[Work request] Among the entries below, find the lines with the word "kind" and copy them.

[Recorded information]
========

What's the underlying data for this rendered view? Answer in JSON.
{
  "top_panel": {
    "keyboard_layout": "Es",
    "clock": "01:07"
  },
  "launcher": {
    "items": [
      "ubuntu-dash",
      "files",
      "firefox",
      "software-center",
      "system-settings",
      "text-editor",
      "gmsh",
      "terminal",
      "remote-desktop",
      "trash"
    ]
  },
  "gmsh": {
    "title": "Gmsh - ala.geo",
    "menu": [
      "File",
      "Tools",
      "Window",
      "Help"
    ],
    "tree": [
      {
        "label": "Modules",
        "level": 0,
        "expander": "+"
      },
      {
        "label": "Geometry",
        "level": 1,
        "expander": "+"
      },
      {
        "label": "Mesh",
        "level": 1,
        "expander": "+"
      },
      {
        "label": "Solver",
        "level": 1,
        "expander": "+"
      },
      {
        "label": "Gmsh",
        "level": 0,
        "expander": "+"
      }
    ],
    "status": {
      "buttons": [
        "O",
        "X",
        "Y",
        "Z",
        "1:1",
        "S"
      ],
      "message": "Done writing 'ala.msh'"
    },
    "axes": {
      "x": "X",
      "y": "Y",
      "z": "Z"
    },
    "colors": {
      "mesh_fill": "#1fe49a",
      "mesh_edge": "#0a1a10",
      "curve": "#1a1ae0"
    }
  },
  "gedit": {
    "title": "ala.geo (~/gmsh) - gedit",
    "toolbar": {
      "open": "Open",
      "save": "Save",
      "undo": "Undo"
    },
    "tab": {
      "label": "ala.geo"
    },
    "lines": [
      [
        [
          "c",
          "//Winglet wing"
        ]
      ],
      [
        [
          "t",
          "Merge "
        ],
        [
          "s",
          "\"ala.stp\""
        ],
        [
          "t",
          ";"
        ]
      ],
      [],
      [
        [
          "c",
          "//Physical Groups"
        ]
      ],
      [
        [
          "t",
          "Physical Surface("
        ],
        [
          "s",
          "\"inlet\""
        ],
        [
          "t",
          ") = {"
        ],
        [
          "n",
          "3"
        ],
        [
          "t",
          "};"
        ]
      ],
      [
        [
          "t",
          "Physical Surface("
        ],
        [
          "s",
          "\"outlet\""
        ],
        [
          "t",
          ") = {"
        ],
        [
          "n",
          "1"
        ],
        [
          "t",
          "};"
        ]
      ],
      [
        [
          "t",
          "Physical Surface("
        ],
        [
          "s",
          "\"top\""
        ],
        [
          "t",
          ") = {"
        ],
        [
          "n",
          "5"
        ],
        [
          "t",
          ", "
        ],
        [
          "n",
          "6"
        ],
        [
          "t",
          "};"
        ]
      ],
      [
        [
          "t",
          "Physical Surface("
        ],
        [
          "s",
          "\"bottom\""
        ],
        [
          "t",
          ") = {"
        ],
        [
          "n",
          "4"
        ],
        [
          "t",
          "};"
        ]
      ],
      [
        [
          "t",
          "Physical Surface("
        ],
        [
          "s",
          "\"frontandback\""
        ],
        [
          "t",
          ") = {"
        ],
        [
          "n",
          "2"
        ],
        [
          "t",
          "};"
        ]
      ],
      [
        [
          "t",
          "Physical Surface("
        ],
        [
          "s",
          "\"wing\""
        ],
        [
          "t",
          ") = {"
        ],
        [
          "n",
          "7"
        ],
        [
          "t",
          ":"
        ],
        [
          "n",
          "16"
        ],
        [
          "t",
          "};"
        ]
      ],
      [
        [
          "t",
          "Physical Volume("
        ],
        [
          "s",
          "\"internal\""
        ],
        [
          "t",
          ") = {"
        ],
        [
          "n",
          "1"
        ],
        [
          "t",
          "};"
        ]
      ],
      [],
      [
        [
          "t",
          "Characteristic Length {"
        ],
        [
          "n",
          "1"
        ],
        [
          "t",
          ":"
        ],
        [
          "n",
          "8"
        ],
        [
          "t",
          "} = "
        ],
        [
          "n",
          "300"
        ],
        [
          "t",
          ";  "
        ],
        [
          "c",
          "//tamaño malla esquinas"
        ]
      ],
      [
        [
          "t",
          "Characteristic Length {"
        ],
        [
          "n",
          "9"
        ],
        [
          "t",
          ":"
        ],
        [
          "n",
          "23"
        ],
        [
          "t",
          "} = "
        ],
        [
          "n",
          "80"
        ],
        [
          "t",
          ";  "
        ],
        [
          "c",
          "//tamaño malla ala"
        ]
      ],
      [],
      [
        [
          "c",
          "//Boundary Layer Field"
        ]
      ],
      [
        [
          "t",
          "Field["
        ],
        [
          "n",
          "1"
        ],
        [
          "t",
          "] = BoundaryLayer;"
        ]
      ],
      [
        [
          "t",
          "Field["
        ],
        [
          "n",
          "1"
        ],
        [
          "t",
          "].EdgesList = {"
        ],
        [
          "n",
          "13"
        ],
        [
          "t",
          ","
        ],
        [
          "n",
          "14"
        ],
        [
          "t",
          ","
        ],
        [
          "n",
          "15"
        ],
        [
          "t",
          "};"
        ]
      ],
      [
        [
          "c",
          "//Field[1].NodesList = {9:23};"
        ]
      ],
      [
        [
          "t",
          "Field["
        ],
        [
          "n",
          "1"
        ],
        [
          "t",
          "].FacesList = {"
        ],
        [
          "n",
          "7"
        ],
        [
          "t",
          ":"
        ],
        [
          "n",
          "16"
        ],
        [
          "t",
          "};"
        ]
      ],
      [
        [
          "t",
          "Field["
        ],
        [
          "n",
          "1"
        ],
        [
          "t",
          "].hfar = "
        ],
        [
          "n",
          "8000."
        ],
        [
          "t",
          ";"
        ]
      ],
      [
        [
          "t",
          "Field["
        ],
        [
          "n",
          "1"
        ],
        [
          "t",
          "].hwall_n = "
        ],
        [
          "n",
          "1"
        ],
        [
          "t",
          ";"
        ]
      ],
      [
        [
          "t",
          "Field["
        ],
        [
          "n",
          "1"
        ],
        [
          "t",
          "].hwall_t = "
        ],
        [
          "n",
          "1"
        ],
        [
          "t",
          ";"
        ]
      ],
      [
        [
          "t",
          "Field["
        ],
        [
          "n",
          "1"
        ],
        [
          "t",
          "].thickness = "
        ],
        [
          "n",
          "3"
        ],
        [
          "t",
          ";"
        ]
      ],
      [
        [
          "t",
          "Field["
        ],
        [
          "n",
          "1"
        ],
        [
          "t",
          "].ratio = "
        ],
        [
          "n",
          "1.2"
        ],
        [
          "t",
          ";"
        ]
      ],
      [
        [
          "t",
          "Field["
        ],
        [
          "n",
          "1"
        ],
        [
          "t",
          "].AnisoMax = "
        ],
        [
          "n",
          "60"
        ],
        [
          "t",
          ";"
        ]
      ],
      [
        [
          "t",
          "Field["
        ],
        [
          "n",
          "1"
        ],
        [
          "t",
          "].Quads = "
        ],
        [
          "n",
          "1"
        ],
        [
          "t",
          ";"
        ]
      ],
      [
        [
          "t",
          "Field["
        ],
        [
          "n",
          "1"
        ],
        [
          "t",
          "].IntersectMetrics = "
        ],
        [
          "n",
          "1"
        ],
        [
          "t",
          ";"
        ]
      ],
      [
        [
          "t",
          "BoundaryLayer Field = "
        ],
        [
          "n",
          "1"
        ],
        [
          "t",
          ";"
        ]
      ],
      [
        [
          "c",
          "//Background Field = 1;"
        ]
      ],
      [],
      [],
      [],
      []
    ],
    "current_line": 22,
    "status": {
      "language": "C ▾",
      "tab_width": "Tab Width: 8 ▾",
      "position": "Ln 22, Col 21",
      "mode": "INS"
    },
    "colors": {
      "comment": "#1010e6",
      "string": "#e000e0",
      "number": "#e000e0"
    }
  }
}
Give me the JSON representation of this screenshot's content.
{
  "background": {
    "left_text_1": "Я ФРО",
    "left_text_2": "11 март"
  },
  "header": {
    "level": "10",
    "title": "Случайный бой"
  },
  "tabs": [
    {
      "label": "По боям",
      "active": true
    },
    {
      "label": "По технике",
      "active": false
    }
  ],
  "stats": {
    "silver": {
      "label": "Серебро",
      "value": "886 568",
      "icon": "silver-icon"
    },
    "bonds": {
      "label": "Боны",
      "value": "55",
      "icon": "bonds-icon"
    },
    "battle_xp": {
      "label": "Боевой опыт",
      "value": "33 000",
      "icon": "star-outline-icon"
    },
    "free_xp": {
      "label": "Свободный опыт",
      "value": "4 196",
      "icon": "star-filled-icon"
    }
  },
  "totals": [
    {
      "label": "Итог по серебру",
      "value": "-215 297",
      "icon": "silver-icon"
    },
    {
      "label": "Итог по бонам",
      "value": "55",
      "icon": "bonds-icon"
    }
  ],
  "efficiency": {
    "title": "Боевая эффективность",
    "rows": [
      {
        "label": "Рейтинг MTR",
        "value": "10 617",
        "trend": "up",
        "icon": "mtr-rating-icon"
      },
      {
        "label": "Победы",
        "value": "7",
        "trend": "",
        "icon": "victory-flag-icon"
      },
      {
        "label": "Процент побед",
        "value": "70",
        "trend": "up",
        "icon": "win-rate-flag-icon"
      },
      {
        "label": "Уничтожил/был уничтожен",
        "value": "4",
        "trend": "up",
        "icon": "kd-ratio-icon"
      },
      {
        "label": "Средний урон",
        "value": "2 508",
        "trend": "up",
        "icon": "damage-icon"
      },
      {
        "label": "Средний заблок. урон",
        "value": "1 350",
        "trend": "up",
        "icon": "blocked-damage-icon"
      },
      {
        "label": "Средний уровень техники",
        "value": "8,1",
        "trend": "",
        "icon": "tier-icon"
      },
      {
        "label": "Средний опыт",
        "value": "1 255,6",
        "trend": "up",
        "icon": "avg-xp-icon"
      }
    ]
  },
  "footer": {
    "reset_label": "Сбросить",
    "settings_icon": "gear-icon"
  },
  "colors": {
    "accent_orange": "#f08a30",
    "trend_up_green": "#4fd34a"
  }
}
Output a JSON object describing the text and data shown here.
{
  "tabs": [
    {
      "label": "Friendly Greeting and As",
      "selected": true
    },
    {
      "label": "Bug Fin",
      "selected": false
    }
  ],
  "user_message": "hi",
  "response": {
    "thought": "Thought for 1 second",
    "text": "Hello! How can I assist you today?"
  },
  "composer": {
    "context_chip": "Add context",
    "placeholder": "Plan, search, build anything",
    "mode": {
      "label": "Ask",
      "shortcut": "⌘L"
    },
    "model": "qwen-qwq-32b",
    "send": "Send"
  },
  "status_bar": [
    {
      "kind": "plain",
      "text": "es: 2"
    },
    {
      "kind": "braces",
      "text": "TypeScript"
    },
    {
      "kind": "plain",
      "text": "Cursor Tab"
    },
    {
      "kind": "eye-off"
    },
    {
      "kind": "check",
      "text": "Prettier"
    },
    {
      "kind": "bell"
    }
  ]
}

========

[Answer for the task]
      "kind": "plain",
      "kind": "braces",
      "kind": "plain",
      "kind": "eye-off"
      "kind": "check",
      "kind": "bell"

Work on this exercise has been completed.